Input data:
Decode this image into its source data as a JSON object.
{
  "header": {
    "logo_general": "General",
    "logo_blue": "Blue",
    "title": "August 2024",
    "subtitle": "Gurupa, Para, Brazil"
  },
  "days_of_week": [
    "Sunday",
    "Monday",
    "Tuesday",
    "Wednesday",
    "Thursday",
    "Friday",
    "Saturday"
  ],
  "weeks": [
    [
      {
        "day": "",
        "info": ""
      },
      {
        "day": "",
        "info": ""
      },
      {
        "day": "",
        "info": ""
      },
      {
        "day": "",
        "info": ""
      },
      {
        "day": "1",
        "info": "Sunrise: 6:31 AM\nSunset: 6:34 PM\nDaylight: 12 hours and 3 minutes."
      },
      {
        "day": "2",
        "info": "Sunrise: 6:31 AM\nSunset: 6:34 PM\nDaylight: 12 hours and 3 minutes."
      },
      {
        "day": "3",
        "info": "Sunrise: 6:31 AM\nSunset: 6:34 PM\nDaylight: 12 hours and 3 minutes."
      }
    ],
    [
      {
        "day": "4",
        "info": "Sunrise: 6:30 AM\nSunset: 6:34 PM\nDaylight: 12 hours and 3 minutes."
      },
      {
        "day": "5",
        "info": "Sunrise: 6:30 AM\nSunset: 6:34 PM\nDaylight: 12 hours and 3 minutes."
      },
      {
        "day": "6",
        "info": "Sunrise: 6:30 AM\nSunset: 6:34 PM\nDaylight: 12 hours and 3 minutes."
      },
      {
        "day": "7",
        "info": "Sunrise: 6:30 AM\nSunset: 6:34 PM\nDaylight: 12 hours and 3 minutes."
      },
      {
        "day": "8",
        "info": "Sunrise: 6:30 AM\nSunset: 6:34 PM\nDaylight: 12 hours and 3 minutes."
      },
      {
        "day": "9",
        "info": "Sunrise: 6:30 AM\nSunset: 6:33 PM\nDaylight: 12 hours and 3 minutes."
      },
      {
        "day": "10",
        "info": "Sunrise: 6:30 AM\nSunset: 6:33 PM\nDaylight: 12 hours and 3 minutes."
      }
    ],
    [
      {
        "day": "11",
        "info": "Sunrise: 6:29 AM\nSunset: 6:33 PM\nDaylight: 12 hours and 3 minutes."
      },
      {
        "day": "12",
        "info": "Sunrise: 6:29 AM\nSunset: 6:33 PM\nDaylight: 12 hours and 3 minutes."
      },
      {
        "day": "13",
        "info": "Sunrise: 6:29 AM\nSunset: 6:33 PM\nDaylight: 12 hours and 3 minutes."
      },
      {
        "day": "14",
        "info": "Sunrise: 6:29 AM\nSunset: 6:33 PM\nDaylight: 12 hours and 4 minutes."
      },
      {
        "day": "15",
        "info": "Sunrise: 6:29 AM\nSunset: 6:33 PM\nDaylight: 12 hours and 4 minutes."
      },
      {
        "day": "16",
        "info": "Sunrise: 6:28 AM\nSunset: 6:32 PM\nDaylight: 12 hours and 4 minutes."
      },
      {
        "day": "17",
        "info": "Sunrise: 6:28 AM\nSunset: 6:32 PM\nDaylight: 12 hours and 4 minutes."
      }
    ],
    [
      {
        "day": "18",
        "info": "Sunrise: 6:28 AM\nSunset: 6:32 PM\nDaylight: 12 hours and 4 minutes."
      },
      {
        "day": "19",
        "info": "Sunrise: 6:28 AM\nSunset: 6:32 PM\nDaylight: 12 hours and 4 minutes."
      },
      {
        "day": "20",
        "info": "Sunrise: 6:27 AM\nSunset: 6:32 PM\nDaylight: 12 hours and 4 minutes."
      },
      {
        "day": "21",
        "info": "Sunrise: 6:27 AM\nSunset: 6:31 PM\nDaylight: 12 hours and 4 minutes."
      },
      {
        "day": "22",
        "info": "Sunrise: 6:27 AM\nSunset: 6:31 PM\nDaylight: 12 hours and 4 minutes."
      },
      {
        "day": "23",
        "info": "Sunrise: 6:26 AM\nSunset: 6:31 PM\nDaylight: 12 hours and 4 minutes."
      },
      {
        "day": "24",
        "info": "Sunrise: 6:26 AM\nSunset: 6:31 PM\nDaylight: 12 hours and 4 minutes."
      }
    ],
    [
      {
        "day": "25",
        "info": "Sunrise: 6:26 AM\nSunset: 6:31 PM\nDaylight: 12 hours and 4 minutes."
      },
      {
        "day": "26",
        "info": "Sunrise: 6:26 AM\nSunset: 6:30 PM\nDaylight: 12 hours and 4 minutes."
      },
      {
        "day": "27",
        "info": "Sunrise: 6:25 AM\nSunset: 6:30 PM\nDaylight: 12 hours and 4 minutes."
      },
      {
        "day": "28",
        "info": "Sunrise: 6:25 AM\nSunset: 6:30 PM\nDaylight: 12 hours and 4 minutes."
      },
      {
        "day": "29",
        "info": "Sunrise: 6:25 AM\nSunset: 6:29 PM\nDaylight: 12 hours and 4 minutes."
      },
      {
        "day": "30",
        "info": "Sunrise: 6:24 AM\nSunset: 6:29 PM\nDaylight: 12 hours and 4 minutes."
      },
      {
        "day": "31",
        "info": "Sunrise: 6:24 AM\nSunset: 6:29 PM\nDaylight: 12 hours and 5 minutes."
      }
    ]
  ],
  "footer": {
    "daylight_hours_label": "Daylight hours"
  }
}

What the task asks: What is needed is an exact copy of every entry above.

Finished task:
Decode this image into its source data as a JSON object.
{
  "header": {
    "logo_general": "General",
    "logo_blue": "Blue",
    "title": "August 2024",
    "subtitle": "Gurupa, Para, Brazil"
  },
  "days_of_week": [
    "Sunday",
    "Monday",
    "Tuesday",
    "Wednesday",
    "Thursday",
    "Friday",
    "Saturday"
  ],
  "weeks": [
    [
      {
        "day": "",
        "info": ""
      },
      {
        "day": "",
        "info": ""
      },
      {
        "day": "",
        "info": ""
      },
      {
        "day": "",
        "info": ""
      },
      {
        "day": "1",
        "info": "Sunrise: 6:31 AM\nSunset: 6:34 PM\nDaylight: 12 hours and 3 minutes."
      },
      {
        "day": "2",
        "info": "Sunrise: 6:31 AM\nSunset: 6:34 PM\nDaylight: 12 hours and 3 minutes."
      },
      {
        "day": "3",
        "info": "Sunrise: 6:31 AM\nSunset: 6:34 PM\nDaylight: 12 hours and 3 minutes."
      }
    ],
    [
      {
        "day": "4",
        "info": "Sunrise: 6:30 AM\nSunset: 6:34 PM\nDaylight: 12 hours and 3 minutes."
      },
      {
        "day": "5",
        "info": "Sunrise: 6:30 AM\nSunset: 6:34 PM\nDaylight: 12 hours and 3 minutes."
      },
      {
        "day": "6",
        "info": "Sunrise: 6:30 AM\nSunset: 6:34 PM\nDaylight: 12 hours and 3 minutes."
      },
      {
        "day": "7",
        "info": "Sunrise: 6:30 AM\nSunset: 6:34 PM\nDaylight: 12 hours and 3 minutes."
      },
      {
        "day": "8",
        "info": "Sunrise: 6:30 AM\nSunset: 6:34 PM\nDaylight: 12 hours and 3 minutes."
      },
      {
        "day": "9",
        "info": "Sunrise: 6:30 AM\nSunset: 6:33 PM\nDaylight: 12 hours and 3 minutes."
      },
      {
        "day": "10",
        "info": "Sunrise: 6:30 AM\nSunset: 6:33 PM\nDaylight: 12 hours and 3 minutes."
      }
    ],
    [
      {
        "day": "11",
        "info": "Sunrise: 6:29 AM\nSunset: 6:33 PM\nDaylight: 12 hours and 3 minutes."
      },
      {
        "day": "12",
        "info": "Sunrise: 6:29 AM\nSunset: 6:33 PM\nDaylight: 12 hours and 3 minutes."
      },
      {
        "day": "13",
        "info": "Sunrise: 6:29 AM\nSunset: 6:33 PM\nDaylight: 12 hours and 3 minutes."
      },
      {
        "day": "14",
        "info": "Sunrise: 6:29 AM\nSunset: 6:33 PM\nDaylight: 12 hours and 4 minutes."
      },
      {
        "day": "15",
        "info": "Sunrise: 6:29 AM\nSunset: 6:33 PM\nDaylight: 12 hours and 4 minutes."
      },
      {
        "day": "16",
        "info": "Sunrise: 6:28 AM\nSunset: 6:32 PM\nDaylight: 12 hours and 4 minutes."
      },
      {
        "day": "17",
        "info": "Sunrise: 6:28 AM\nSunset: 6:32 PM\nDaylight: 12 hours and 4 minutes."
      }
    ],
    [
      {
        "day": "18",
        "info": "Sunrise: 6:28 AM\nSunset: 6:32 PM\nDaylight: 12 hours and 4 minutes."
      },
      {
        "day": "19",
        "info": "Sunrise: 6:28 AM\nSunset: 6:32 PM\nDaylight: 12 hours and 4 minutes."
      },
      {
        "day": "20",
        "info": "Sunrise: 6:27 AM\nSunset: 6:32 PM\nDaylight: 12 hours and 4 minutes."
      },
      {
        "day": "21",
        "info": "Sunrise: 6:27 AM\nSunset: 6:31 PM\nDaylight: 12 hours and 4 minutes."
      },
      {
        "day": "22",
        "info": "Sunrise: 6:27 AM\nSunset: 6:31 PM\nDaylight: 12 hours and 4 minutes."
      },
      {
        "day": "23",
        "info": "Sunrise: 6:26 AM\nSunset: 6:31 PM\nDaylight: 12 hours and 4 minutes."
      },
      {
        "day": "24",
        "info": "Sunrise: 6:26 AM\nSunset: 6:31 PM\nDaylight: 12 hours and 4 minutes."
      }
    ],
    [
      {
        "day": "25",
        "info": "Sunrise: 6:26 AM\nSunset: 6:31 PM\nDaylight: 12 hours and 4 minutes."
      },
      {
        "day": "26",
        "info": "Sunrise: 6:26 AM\nSunset: 6:30 PM\nDaylight: 12 hours and 4 minutes."
      },
      {
        "day": "27",
        "info": "Sunrise: 6:25 AM\nSunset: 6:30 PM\nDaylight: 12 hours and 4 minutes."
      },
      {
        "day": "28",
        "info": "Sunrise: 6:25 AM\nSunset: 6:30 PM\nDaylight: 12 hours and 4 minutes."
      },
      {
        "day": "29",
        "info": "Sunrise: 6:25 AM\nSunset: 6:29 PM\nDaylight: 12 hours and 4 minutes."
      },
      {
        "day": "30",
        "info": "Sunrise: 6:24 AM\nSunset: 6:29 PM\nDaylight: 12 hours and 4 minutes."
      },
      {
        "day": "31",
        "info": "Sunrise: 6:24 AM\nSunset: 6:29 PM\nDaylight: 12 hours and 5 minutes."
      }
    ]
  ],
  "footer": {
    "daylight_hours_label": "Daylight hours"
  }
}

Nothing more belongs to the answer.